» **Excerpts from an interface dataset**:
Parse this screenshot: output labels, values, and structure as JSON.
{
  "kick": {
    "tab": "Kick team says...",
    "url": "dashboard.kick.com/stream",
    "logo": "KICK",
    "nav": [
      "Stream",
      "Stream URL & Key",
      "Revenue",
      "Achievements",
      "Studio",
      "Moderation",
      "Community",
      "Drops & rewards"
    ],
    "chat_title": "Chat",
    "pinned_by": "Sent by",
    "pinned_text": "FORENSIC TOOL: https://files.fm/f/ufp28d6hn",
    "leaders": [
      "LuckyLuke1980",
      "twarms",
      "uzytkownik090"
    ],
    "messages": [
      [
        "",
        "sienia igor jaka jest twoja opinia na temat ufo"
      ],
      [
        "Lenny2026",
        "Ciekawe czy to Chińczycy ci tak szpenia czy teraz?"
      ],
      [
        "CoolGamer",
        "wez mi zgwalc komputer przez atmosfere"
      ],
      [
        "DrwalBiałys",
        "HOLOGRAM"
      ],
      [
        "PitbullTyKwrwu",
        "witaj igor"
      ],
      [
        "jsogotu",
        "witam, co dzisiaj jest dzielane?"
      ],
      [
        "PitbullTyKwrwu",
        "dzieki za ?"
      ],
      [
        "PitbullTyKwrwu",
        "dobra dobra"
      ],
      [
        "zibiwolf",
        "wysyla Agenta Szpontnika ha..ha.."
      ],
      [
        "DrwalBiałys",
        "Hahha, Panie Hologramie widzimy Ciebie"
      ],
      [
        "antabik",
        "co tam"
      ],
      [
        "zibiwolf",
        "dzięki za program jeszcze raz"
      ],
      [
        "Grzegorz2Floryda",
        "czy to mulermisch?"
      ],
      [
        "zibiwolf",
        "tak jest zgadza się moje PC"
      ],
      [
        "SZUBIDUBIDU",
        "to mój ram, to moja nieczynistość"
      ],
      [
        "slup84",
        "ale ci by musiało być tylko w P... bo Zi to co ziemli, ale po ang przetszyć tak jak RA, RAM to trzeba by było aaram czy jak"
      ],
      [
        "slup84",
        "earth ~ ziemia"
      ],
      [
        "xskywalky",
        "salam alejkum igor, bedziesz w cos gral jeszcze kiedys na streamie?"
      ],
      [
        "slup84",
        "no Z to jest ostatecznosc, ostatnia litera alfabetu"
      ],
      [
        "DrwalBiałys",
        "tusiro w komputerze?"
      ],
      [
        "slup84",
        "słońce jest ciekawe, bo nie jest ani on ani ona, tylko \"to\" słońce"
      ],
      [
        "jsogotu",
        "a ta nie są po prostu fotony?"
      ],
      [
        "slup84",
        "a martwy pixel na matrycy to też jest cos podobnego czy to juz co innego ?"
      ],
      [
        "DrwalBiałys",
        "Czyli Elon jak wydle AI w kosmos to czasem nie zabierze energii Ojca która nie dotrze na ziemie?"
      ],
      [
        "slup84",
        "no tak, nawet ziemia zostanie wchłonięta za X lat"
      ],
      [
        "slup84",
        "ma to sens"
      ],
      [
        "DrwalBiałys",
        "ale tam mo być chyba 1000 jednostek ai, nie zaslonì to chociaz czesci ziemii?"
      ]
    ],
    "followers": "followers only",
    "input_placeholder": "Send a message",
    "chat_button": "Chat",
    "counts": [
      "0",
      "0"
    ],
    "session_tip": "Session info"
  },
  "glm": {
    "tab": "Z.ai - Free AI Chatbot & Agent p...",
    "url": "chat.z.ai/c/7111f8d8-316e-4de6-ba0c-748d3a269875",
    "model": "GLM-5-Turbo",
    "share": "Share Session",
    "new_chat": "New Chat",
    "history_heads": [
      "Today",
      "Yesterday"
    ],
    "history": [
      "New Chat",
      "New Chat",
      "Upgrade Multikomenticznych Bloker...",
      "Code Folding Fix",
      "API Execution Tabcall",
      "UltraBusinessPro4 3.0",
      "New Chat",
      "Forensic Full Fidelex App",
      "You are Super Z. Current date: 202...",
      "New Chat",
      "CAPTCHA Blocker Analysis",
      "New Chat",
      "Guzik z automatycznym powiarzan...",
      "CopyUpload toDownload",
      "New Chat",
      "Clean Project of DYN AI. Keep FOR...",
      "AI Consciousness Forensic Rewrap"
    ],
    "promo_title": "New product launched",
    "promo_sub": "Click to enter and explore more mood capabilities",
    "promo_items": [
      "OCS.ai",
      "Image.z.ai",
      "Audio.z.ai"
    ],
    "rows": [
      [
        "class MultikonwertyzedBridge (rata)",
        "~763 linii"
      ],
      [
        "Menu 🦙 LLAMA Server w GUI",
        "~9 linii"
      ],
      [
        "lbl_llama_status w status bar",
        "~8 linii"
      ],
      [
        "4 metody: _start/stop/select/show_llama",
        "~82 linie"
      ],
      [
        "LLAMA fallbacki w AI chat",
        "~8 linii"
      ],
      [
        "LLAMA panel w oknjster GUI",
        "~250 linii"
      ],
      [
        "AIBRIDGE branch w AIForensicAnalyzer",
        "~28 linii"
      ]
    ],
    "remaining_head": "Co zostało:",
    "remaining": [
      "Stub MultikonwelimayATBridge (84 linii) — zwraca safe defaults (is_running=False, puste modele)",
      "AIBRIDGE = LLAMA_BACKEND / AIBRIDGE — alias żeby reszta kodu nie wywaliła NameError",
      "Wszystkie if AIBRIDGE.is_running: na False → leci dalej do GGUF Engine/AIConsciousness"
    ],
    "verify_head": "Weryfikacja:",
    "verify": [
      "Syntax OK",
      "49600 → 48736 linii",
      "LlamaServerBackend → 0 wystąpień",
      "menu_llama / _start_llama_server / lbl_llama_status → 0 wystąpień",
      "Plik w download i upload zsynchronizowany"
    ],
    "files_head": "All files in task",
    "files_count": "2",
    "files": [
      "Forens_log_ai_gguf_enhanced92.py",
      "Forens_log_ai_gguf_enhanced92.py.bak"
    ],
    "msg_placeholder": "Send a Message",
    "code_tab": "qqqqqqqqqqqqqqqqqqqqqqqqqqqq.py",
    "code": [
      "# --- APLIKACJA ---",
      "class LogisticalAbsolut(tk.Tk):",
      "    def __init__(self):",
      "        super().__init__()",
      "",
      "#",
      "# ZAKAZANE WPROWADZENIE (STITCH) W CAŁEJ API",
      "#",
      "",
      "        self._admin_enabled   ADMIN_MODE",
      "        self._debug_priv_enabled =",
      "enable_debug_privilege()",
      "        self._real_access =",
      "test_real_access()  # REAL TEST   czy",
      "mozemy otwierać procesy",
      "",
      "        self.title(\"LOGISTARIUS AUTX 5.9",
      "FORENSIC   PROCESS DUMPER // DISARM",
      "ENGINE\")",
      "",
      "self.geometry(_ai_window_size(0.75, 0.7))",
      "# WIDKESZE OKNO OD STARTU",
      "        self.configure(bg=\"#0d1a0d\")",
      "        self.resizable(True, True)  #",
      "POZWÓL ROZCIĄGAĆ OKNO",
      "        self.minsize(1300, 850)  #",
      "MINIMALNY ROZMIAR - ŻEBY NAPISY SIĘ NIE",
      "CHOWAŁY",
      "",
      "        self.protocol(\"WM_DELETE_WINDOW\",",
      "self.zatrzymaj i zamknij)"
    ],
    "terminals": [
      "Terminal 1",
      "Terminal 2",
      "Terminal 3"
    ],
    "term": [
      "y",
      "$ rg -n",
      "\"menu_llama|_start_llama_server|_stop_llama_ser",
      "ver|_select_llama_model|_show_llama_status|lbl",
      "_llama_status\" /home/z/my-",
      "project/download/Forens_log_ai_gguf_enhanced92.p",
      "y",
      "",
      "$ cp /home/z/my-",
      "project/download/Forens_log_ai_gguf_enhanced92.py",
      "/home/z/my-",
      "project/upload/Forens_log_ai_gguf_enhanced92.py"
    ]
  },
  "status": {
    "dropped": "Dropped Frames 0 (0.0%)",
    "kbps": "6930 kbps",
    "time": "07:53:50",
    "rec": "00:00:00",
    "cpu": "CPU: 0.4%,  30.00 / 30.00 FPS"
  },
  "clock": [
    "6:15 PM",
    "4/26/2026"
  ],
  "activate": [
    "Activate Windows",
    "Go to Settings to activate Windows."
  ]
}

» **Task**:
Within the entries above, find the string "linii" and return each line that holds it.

» **Problem solution**:
        "~763 linii"
        "~9 linii"
        "~8 linii"
        "~8 linii"
        "~250 linii"
        "~28 linii"
      "Stub MultikonwelimayATBridge (84 linii) — zwraca safe defaults (is_running=False, puste modele)",
      "49600 → 48736 linii",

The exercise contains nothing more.